**PROBLEM STATEMENT:** Please state how many lines of the data below contain the word "Realtek", offering nothing besides the number.

**AVAILABLE RECORDS:**
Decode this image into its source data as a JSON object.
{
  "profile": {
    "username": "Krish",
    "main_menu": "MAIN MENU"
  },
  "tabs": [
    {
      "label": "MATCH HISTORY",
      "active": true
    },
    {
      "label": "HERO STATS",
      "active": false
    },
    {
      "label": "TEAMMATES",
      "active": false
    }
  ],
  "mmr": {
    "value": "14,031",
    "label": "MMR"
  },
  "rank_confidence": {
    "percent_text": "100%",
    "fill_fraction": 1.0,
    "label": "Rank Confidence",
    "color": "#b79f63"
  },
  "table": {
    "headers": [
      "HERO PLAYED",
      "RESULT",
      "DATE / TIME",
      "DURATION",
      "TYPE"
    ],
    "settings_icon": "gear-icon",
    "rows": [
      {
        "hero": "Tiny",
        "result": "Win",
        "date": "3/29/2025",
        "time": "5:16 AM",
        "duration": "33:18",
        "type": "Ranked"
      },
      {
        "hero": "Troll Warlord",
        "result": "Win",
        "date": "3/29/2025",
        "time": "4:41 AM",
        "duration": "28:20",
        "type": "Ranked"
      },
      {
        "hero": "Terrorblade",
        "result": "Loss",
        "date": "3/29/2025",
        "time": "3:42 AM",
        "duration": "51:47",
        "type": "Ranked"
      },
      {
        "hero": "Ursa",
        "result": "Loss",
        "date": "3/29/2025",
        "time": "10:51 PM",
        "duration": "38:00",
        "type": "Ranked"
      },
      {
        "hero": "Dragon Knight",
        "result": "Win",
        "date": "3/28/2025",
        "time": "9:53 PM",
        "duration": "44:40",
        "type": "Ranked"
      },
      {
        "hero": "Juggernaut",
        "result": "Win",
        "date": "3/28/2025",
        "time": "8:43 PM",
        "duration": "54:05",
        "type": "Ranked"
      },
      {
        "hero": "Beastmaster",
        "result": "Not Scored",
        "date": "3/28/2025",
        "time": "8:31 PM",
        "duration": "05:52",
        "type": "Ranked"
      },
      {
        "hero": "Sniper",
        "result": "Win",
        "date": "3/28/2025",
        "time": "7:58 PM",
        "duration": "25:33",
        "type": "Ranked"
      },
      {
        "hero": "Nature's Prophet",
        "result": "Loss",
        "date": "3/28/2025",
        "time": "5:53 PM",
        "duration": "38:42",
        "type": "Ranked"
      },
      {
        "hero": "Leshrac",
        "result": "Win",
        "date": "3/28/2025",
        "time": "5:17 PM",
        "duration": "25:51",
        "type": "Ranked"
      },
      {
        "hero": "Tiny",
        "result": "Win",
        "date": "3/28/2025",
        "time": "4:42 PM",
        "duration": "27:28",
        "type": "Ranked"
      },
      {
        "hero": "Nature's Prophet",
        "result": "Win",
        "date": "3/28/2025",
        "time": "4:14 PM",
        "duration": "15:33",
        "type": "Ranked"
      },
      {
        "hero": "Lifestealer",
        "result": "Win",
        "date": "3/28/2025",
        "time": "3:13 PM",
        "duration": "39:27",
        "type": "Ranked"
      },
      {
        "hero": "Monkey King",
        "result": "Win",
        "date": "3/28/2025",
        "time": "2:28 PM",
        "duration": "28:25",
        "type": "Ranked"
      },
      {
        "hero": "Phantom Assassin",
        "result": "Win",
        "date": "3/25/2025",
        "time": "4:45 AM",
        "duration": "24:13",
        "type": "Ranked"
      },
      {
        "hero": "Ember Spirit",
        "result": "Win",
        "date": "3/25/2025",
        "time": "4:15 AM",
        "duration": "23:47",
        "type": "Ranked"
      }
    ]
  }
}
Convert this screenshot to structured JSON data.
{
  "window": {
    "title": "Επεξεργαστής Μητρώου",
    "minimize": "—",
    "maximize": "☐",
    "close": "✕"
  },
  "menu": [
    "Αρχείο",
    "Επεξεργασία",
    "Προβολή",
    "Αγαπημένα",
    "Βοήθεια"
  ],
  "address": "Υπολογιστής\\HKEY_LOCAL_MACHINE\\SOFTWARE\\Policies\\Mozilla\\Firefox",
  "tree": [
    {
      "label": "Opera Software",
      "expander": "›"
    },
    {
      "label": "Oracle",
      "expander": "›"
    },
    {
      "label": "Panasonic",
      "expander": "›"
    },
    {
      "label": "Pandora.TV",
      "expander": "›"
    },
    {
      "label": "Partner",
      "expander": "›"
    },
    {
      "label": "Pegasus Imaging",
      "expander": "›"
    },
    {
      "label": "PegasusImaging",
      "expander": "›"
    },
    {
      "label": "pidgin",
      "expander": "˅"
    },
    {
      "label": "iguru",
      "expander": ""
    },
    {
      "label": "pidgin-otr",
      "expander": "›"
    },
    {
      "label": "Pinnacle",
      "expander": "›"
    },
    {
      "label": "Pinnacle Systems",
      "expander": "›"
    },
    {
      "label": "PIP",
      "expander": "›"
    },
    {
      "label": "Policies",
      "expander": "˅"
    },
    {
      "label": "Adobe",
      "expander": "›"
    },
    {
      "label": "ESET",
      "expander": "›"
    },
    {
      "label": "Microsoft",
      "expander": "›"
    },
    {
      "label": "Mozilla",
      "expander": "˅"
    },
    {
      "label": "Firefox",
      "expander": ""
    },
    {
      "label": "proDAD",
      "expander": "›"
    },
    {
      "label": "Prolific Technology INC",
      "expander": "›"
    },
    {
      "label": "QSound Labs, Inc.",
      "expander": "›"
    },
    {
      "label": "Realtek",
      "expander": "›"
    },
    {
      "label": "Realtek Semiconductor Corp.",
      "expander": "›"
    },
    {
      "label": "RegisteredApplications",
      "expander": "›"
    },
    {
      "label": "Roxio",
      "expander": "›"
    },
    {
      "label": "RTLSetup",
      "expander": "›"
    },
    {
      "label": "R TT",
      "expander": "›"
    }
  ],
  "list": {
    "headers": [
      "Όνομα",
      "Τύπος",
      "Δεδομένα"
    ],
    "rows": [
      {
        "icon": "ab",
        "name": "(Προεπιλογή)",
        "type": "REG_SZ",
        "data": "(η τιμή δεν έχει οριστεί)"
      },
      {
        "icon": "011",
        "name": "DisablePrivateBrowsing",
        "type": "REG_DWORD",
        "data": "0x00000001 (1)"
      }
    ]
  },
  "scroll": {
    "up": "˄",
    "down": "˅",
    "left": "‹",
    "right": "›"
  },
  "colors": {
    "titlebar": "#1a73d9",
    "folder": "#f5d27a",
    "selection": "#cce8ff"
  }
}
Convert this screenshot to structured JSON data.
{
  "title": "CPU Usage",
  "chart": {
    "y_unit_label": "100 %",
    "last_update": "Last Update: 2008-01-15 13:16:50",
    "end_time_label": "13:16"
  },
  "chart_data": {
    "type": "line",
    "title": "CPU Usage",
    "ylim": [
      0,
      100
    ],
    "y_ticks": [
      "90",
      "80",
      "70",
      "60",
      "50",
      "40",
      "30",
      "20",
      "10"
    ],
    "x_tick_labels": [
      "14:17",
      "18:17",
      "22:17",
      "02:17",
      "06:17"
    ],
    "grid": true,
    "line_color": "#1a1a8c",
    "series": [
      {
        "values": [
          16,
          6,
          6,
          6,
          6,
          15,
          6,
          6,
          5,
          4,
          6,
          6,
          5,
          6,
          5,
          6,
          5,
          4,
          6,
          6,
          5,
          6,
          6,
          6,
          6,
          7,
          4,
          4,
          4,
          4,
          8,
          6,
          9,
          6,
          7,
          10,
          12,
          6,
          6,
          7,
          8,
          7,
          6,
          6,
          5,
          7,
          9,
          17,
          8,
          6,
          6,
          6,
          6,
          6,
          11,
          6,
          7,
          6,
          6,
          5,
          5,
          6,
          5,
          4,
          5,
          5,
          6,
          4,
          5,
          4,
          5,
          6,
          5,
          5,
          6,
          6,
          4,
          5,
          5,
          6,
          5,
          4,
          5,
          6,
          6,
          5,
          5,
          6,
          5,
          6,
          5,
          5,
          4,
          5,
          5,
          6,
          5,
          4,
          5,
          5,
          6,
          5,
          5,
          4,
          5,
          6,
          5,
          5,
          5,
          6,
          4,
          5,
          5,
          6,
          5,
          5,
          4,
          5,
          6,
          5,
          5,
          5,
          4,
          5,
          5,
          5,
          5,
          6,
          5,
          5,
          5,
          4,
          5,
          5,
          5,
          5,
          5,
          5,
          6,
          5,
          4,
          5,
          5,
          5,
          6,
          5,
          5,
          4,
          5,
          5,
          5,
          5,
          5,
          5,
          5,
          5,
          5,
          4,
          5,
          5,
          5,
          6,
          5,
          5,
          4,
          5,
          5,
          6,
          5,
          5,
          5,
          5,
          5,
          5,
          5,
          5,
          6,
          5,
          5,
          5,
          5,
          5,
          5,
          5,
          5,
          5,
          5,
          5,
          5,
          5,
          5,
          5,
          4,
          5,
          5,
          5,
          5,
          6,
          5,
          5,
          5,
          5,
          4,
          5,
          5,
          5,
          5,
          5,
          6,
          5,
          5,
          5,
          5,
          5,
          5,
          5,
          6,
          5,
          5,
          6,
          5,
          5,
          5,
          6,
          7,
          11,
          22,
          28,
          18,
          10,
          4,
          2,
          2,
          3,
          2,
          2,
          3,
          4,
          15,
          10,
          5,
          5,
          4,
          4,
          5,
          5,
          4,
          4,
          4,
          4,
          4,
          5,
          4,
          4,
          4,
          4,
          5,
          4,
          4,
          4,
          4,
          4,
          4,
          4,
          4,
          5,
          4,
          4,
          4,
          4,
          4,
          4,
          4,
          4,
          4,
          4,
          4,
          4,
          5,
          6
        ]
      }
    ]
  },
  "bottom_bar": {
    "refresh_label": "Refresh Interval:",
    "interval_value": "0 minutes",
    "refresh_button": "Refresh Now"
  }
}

**OUTPUT OF THE EXERCISE:** 2